Task requirements: Whenever a line in the entries below contains "streaming", copy that line.

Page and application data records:

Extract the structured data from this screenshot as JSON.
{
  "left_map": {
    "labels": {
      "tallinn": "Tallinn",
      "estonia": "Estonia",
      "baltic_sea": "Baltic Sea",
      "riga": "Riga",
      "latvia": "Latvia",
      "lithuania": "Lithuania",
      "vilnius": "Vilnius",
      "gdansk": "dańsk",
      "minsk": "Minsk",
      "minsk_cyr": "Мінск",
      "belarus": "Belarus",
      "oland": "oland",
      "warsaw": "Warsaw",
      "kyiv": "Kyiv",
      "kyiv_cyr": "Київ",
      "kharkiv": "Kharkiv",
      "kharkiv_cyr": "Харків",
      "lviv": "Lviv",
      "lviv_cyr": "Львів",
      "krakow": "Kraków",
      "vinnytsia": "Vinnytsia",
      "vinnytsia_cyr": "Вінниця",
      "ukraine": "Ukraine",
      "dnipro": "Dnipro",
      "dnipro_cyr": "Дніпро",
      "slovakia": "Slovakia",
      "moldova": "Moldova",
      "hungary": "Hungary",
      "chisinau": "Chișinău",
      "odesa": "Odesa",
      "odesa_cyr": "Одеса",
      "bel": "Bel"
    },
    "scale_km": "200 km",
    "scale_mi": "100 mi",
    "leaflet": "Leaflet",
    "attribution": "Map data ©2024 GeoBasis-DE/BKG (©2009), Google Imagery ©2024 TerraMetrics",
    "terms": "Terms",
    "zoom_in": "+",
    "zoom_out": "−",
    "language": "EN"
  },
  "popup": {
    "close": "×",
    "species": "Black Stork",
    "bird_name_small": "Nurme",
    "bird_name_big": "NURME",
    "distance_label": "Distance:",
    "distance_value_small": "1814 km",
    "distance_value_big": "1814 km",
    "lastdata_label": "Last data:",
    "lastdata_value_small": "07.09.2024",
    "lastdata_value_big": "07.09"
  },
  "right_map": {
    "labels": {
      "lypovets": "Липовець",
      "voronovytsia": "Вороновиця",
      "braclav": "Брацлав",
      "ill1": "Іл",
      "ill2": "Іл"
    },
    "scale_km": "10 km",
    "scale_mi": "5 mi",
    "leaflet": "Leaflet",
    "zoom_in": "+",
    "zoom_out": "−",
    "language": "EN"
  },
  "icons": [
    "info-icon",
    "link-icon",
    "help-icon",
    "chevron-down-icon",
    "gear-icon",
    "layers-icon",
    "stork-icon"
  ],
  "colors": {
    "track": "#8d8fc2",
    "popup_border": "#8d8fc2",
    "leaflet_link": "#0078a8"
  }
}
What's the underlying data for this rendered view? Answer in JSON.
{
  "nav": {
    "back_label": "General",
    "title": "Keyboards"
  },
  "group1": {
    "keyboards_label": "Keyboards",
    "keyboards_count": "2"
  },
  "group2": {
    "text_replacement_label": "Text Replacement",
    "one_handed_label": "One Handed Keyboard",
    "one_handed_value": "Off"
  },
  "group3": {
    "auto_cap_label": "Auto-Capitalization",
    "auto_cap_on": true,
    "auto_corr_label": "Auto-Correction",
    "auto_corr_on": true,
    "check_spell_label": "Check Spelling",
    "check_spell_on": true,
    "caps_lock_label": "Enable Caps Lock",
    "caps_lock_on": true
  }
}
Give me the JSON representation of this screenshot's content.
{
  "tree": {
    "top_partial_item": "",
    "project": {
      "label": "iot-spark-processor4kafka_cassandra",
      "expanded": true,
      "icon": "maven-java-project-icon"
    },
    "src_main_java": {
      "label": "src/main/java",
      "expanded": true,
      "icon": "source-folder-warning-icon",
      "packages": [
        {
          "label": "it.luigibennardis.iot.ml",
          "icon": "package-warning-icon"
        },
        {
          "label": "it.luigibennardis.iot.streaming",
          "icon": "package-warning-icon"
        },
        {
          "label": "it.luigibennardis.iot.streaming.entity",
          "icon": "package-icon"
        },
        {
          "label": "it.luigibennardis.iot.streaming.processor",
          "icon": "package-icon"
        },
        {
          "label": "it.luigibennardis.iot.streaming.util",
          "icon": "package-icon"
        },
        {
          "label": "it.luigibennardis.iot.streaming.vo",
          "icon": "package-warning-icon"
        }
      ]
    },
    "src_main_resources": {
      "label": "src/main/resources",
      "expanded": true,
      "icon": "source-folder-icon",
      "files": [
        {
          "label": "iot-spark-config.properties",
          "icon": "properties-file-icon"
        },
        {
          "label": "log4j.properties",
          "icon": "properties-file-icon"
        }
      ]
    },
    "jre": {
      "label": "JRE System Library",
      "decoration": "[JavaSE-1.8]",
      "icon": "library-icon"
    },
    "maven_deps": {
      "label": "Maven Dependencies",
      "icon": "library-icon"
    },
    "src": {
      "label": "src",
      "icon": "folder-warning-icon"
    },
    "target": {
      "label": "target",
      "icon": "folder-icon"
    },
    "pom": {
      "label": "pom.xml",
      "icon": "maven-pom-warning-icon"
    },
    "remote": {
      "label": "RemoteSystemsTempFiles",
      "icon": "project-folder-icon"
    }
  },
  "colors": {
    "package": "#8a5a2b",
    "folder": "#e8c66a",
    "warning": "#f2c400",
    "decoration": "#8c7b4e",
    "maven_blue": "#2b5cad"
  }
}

Exercise answer:
          "label": "it.luigibennardis.iot.streaming",
          "label": "it.luigibennardis.iot.streaming.entity",
          "label": "it.luigibennardis.iot.streaming.processor",
          "label": "it.luigibennardis.iot.streaming.util",
          "label": "it.luigibennardis.iot.streaming.vo",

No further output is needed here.